Sound and Graphics
As previously mentioned, an impressive part of the game is the attention and depth of audio dialogue. Everything is voice acted, and voice acted extremely well. I was not expecting something as genuine when I first began, but it's something to greatly appreciate as a gamer, and something to strive for as a developer. The characters don't just casually read along a bland script or small talk their way through conversations; you hear the different emotions in many of their voices. Granted your characters won't be doing any talking, everyone else in the wasteland will be more than happy to pitch in a few statements, threats, or other expressions. The music

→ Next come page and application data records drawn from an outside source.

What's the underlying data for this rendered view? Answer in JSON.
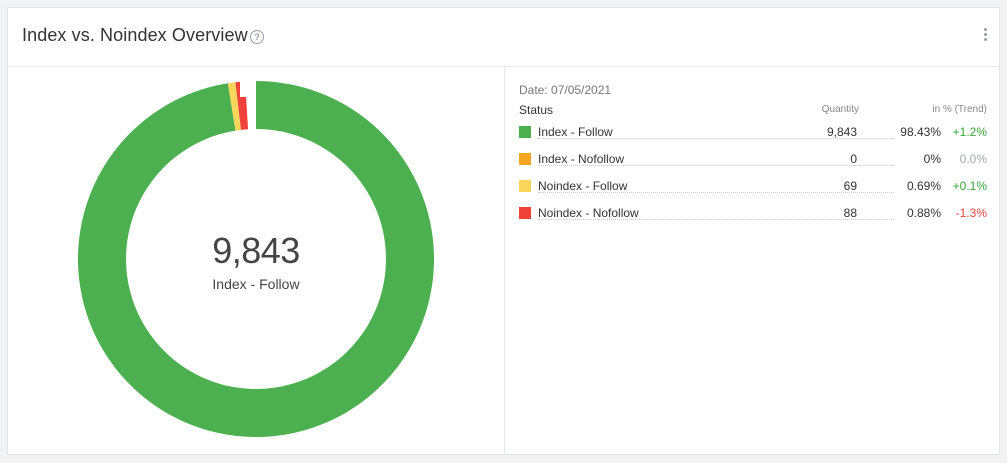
{
  "widget": {
    "title": "Index vs. Noindex Overview",
    "help_icon": "question-circle-icon",
    "menu_icon": "vertical-dots-icon"
  },
  "center": {
    "value": "9,843",
    "label": "Index - Follow"
  },
  "table": {
    "date": "Date: 07/05/2021",
    "headers": {
      "status": "Status",
      "quantity": "Quantity",
      "percent": "in % (Trend)"
    },
    "rows": [
      {
        "label": "Index - Follow",
        "quantity": "9,843",
        "percent": "98.43%",
        "trend": "+1.2%",
        "trend_dir": "pos",
        "color": "#4caf50"
      },
      {
        "label": "Index - Nofollow",
        "quantity": "0",
        "percent": "0%",
        "trend": "0.0%",
        "trend_dir": "zero",
        "color": "#f5a623"
      },
      {
        "label": "Noindex - Follow",
        "quantity": "69",
        "percent": "0.69%",
        "trend": "+0.1%",
        "trend_dir": "pos",
        "color": "#f9d55b"
      },
      {
        "label": "Noindex - Nofollow",
        "quantity": "88",
        "percent": "0.88%",
        "trend": "-1.3%",
        "trend_dir": "neg",
        "color": "#f0413a"
      }
    ]
  },
  "chart_data": {
    "type": "pie",
    "variant": "donut",
    "categories": [
      "Index - Follow",
      "Index - Nofollow",
      "Noindex - Follow",
      "Noindex - Nofollow"
    ],
    "values": [
      9843,
      0,
      69,
      88
    ],
    "colors": [
      "#4caf50",
      "#f5a623",
      "#f9d55b",
      "#f0413a"
    ],
    "highlighted": "Index - Follow"
  }
}
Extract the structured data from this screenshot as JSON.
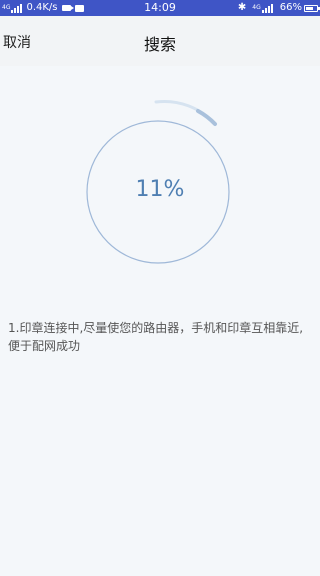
{
  "status_bar": {
    "network_left": "4G",
    "speed": "0.4K/s",
    "time": "14:09",
    "network_right": "4G",
    "battery": "66%"
  },
  "nav": {
    "cancel_label": "取消",
    "title": "搜索"
  },
  "progress": {
    "value": 11,
    "label": "11%"
  },
  "instructions": {
    "text": "1.印章连接中,尽量使您的路由器，手机和印章互相靠近,便于配网成功"
  },
  "colors": {
    "status_bar": "#3f55c6",
    "ring": "#9fb8d8",
    "progress_text": "#4f7fb2",
    "background": "#f4f7fa"
  }
}
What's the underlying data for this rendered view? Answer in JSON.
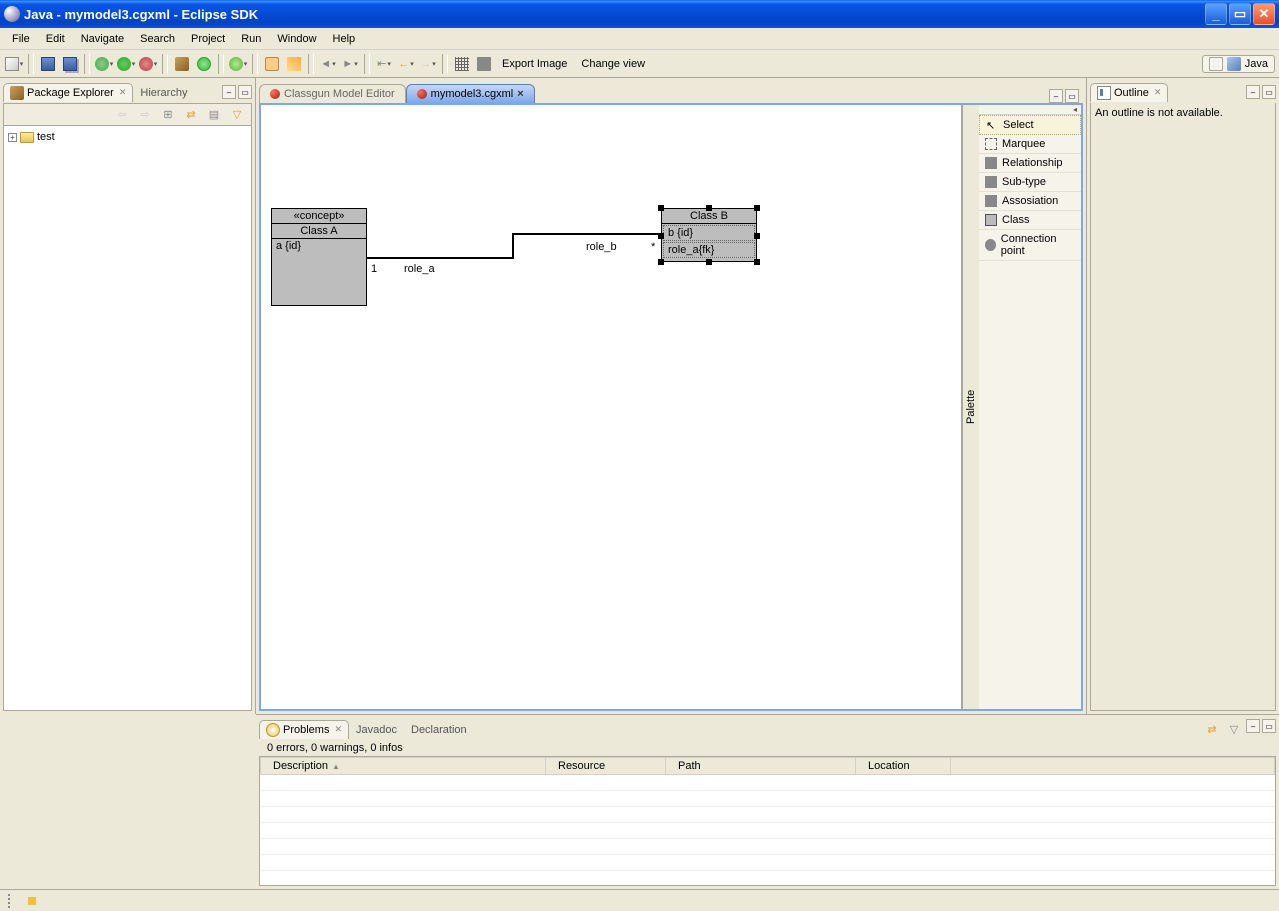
{
  "window": {
    "title": "Java - mymodel3.cgxml - Eclipse SDK"
  },
  "menu": {
    "items": [
      "File",
      "Edit",
      "Navigate",
      "Search",
      "Project",
      "Run",
      "Window",
      "Help"
    ]
  },
  "toolbar": {
    "export_image": "Export Image",
    "change_view": "Change view"
  },
  "perspective": {
    "label": "Java"
  },
  "package_explorer": {
    "title": "Package Explorer",
    "other_tab": "Hierarchy",
    "items": [
      {
        "label": "test"
      }
    ]
  },
  "editor": {
    "tabs": [
      {
        "label": "Classgun Model Editor",
        "active": false
      },
      {
        "label": "mymodel3.cgxml",
        "active": true
      }
    ]
  },
  "diagram": {
    "classA": {
      "stereotype": "«concept»",
      "name": "Class A",
      "attr": "a {id}"
    },
    "classB": {
      "name": "Class B",
      "attr1": "b {id}",
      "attr2": "role_a{fk}"
    },
    "role_a": "role_a",
    "role_b": "role_b",
    "mult_left": "1",
    "mult_right": "*"
  },
  "palette": {
    "title": "Palette",
    "items": [
      "Select",
      "Marquee",
      "Relationship",
      "Sub-type",
      "Assosiation",
      "Class",
      "Connection point"
    ]
  },
  "outline": {
    "title": "Outline",
    "message": "An outline is not available."
  },
  "problems": {
    "tabs": [
      "Problems",
      "Javadoc",
      "Declaration"
    ],
    "summary": "0 errors, 0 warnings, 0 infos",
    "columns": [
      "Description",
      "Resource",
      "Path",
      "Location"
    ]
  }
}
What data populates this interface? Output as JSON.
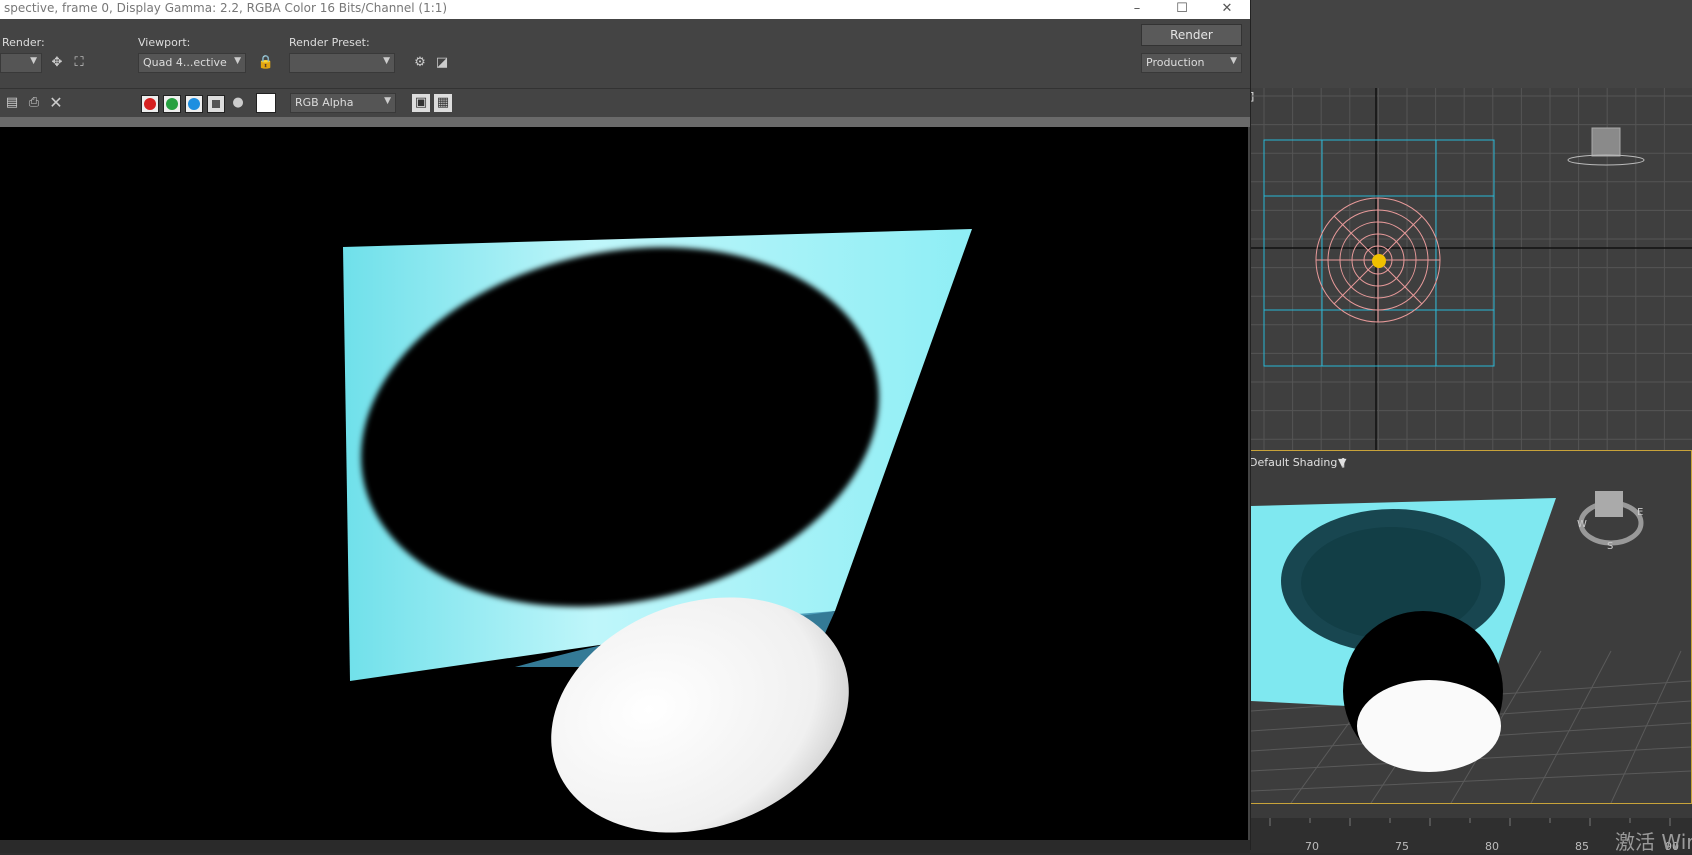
{
  "window": {
    "title": "spective, frame 0, Display Gamma: 2.2, RGBA Color 16 Bits/Channel (1:1)",
    "minimize": "–",
    "maximize": "☐",
    "close": "✕"
  },
  "controls": {
    "render_label": "Render:",
    "viewport_label": "Viewport:",
    "viewport_value": "Quad 4...ective",
    "preset_label": "Render Preset:",
    "preset_value": "",
    "render_button": "Render",
    "production_value": "Production"
  },
  "toolbar2": {
    "channel_value": "RGB Alpha"
  },
  "viewports": {
    "persp_label": "Default Shading ]",
    "top_label": "]"
  },
  "timeline": {
    "ticks": [
      "70",
      "75",
      "80",
      "85",
      "90"
    ]
  },
  "watermark": "激活 Wir",
  "colors": {
    "accent_border": "#c8a33a",
    "plane_cyan": "#7fe8f0"
  }
}
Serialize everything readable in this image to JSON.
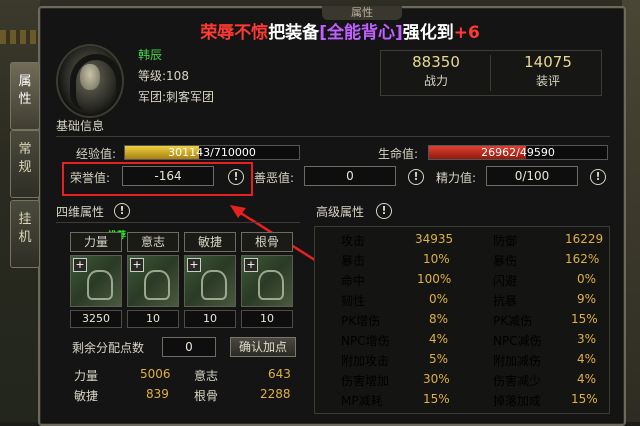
{
  "window": {
    "title": "属性"
  },
  "banner": {
    "part1": "荣辱不惊",
    "part2": "把装备",
    "part3": "[全能背心]",
    "part4": "强化到",
    "part5": "+6"
  },
  "tabs": [
    {
      "label_a": "属",
      "label_b": "性"
    },
    {
      "label_a": "常",
      "label_b": "规"
    },
    {
      "label_a": "挂",
      "label_b": "机"
    }
  ],
  "character": {
    "name": "韩辰",
    "level": "等级:108",
    "guild": "军团:刺客军团"
  },
  "stats": {
    "power_value": "88350",
    "power_label": "战力",
    "equip_value": "14075",
    "equip_label": "装评"
  },
  "basic": {
    "title": "基础信息",
    "exp_label": "经验值:",
    "exp_value": "301143/710000",
    "exp_fraction": 0.424,
    "hp_label": "生命值:",
    "hp_value": "26962/49590",
    "hp_fraction": 0.544,
    "honor_label": "荣誉值:",
    "honor_value": "-164",
    "good_label": "善恶值:",
    "good_value": "0",
    "energy_label": "精力值:",
    "energy_value": "0/100"
  },
  "four": {
    "title": "四维属性",
    "tag": "推荐",
    "cols": [
      {
        "head": "力量",
        "value": "3250"
      },
      {
        "head": "意志",
        "value": "10"
      },
      {
        "head": "敏捷",
        "value": "10"
      },
      {
        "head": "根骨",
        "value": "10"
      }
    ],
    "remaining_label": "剩余分配点数",
    "remaining_value": "0",
    "confirm_button": "确认加点",
    "summary": [
      {
        "k1": "力量",
        "v1": "5006",
        "k2": "意志",
        "v2": "643"
      },
      {
        "k1": "敏捷",
        "v1": "839",
        "k2": "根骨",
        "v2": "2288"
      }
    ]
  },
  "advanced": {
    "title": "高级属性",
    "rows": [
      {
        "k1": "攻击",
        "v1": "34935",
        "k2": "防御",
        "v2": "16229"
      },
      {
        "k1": "暴击",
        "v1": "10%",
        "k2": "暴伤",
        "v2": "162%"
      },
      {
        "k1": "命中",
        "v1": "100%",
        "k2": "闪避",
        "v2": "0%"
      },
      {
        "k1": "韧性",
        "v1": "0%",
        "k2": "抗暴",
        "v2": "9%"
      },
      {
        "k1": "PK增伤",
        "v1": "8%",
        "k2": "PK减伤",
        "v2": "15%"
      },
      {
        "k1": "NPC增伤",
        "v1": "4%",
        "k2": "NPC减伤",
        "v2": "3%"
      },
      {
        "k1": "附加攻击",
        "v1": "5%",
        "k2": "附加减伤",
        "v2": "4%"
      },
      {
        "k1": "伤害增加",
        "v1": "30%",
        "k2": "伤害减少",
        "v2": "4%"
      },
      {
        "k1": "MP减耗",
        "v1": "15%",
        "k2": "掉落加成",
        "v2": "15%"
      }
    ]
  },
  "colors": {
    "name": "#46d046",
    "value": "#e0b040",
    "highlight": "#e82020",
    "exp_bar": "#d0b020",
    "hp_bar": "#c02820"
  }
}
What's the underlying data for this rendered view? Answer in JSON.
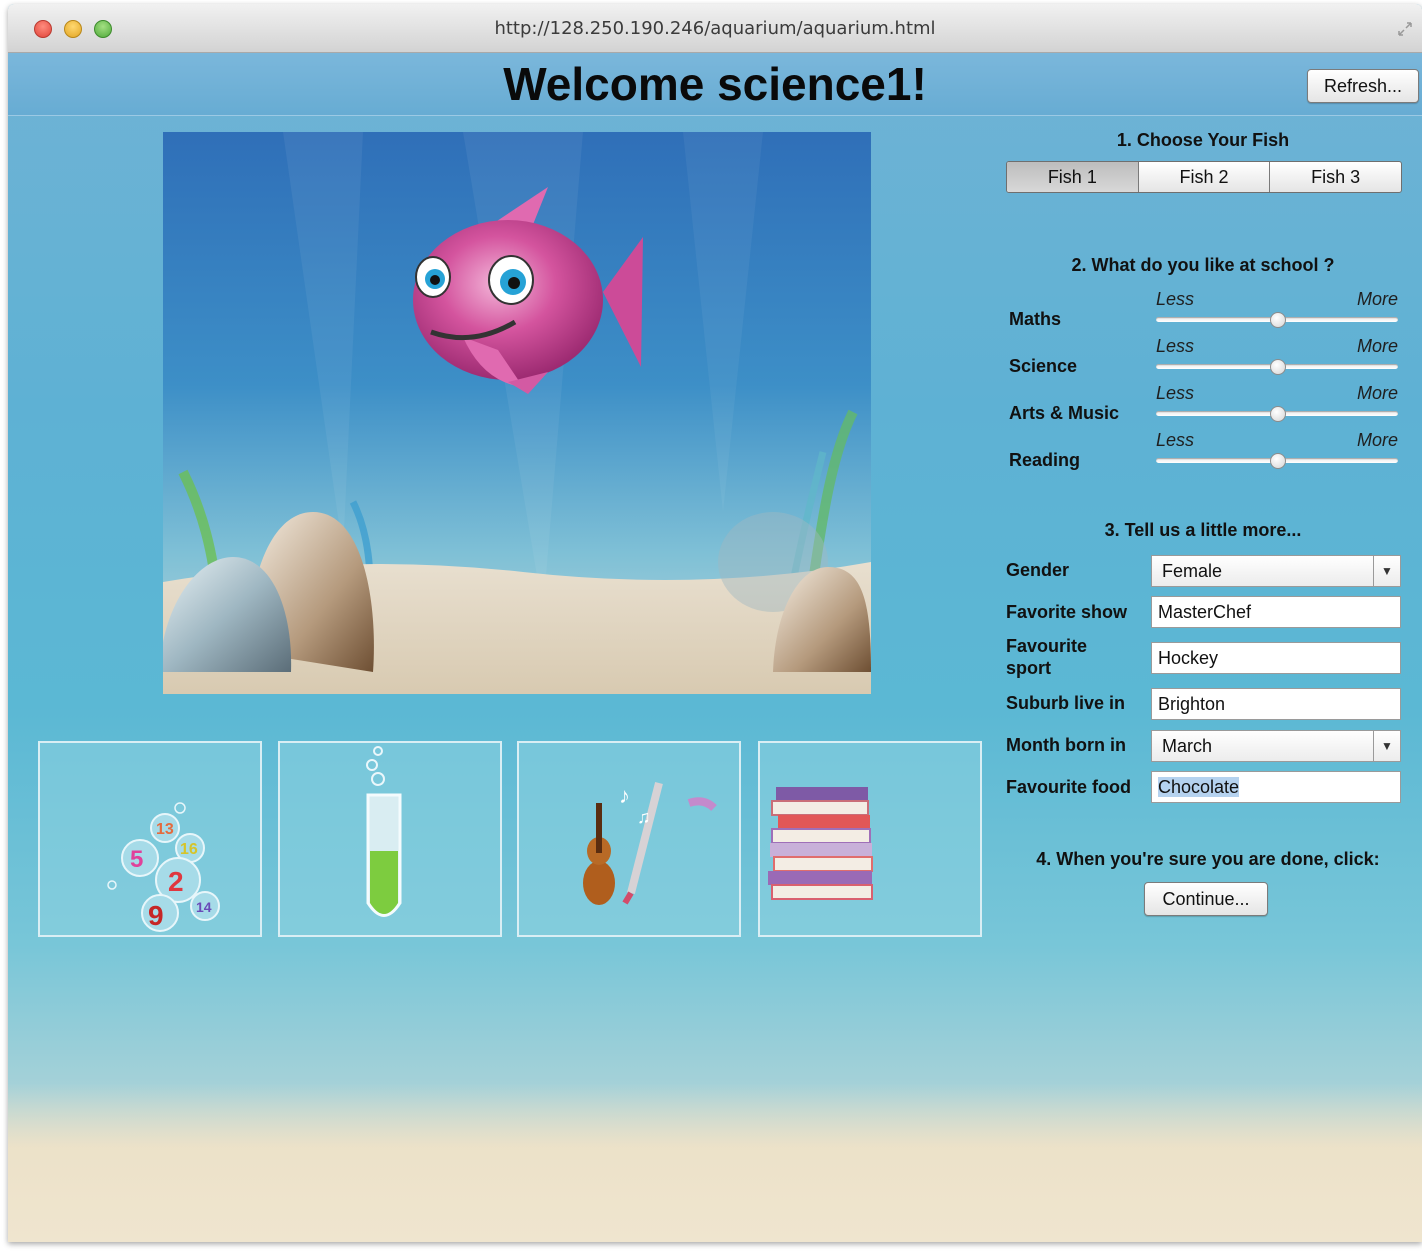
{
  "browser": {
    "url": "http://128.250.190.246/aquarium/aquarium.html"
  },
  "page": {
    "welcome": "Welcome science1!",
    "refresh_label": "Refresh..."
  },
  "section1": {
    "title": "1. Choose Your Fish",
    "fish_options": [
      "Fish 1",
      "Fish 2",
      "Fish 3"
    ],
    "selected": "Fish 1"
  },
  "section2": {
    "title": "2. What do you like at school ?",
    "less_label": "Less",
    "more_label": "More",
    "sliders": [
      {
        "label": "Maths",
        "value": 0.5
      },
      {
        "label": "Science",
        "value": 0.5
      },
      {
        "label": "Arts & Music",
        "value": 0.5
      },
      {
        "label": "Reading",
        "value": 0.5
      }
    ]
  },
  "section3": {
    "title": "3. Tell us a little more...",
    "gender_label": "Gender",
    "gender_value": "Female",
    "show_label": "Favorite show",
    "show_value": "MasterChef",
    "sport_label_line1": "Favourite",
    "sport_label_line2": "sport",
    "sport_value": "Hockey",
    "suburb_label": "Suburb live in",
    "suburb_value": "Brighton",
    "month_label": "Month born in",
    "month_value": "March",
    "food_label": "Favourite food",
    "food_value": "Chocolate"
  },
  "section4": {
    "title": "4. When you're sure you are done, click:",
    "continue_label": "Continue..."
  },
  "tiles": {
    "numbers": [
      "13",
      "5",
      "16",
      "2",
      "9",
      "14"
    ]
  },
  "colors": {
    "fish": "#c23f8f",
    "water": "#5eb1d4",
    "sand": "#e9dcc3"
  }
}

While some may be turned off by the traditional CRPG graphics and many others will feel pure nostalgia, the developers executed everything about as good as you could hope for. Of course, there is room for improvements in the form of a sequel, but for all that it offers, it hits a home run for immersive environments and characters. Enemies look gruesome or dangerous, environments send chills when you know it's not the safest place to be, and your characters look just as badass as you make them look. Little bugs or glitching of the screen and characters was present throughout, but I found little reasons to despise the game because of them. The menus are pretty confusing at first as it was clearly meant for the PC, but over time I found that it was just something that needed getting used to.
If you're a classic CRPG fan, an admirer of the Fallout and XCOM titles (or simply the original Wasteland game), you'll feel right at home with Wasteland 2 Director's Cut. If by chance you have not played a game of the older CRPG style then don't feel turned away as it does stay modern at the same time. Regardless of the generation or preference you fall within as a gamer, the title offers more than enough for everyone to love. It's packed with an extraordinary amount of content, so much so that it truly means it when it states that no two experiences will be the same. I love the depth of customization of each of the characters; it made me feel invested in the journey from the very beginning.
The dialogue depth and the decisions versus consequences system is not only a must-have for a great RPG title but one of the best parts of this title. Everything combined makes you feel you truly have the utmost amount of freedom to do as you wish and to strive as you see the best fit. The graphics are really good for what it is and is something to look forward to in regards to improvements of when the sequel gets released. All in total, Wasteland 2 Director's Cut is an incredible journey, one worth everyone's time at one point or another to test.
|+ Extensive gameplay and content||– Menus take time to learn|
|+ Classic top-down RPG||– Combat sometimes frustrating|
|+ High replay value|
|+ Deep decision making and consequence system|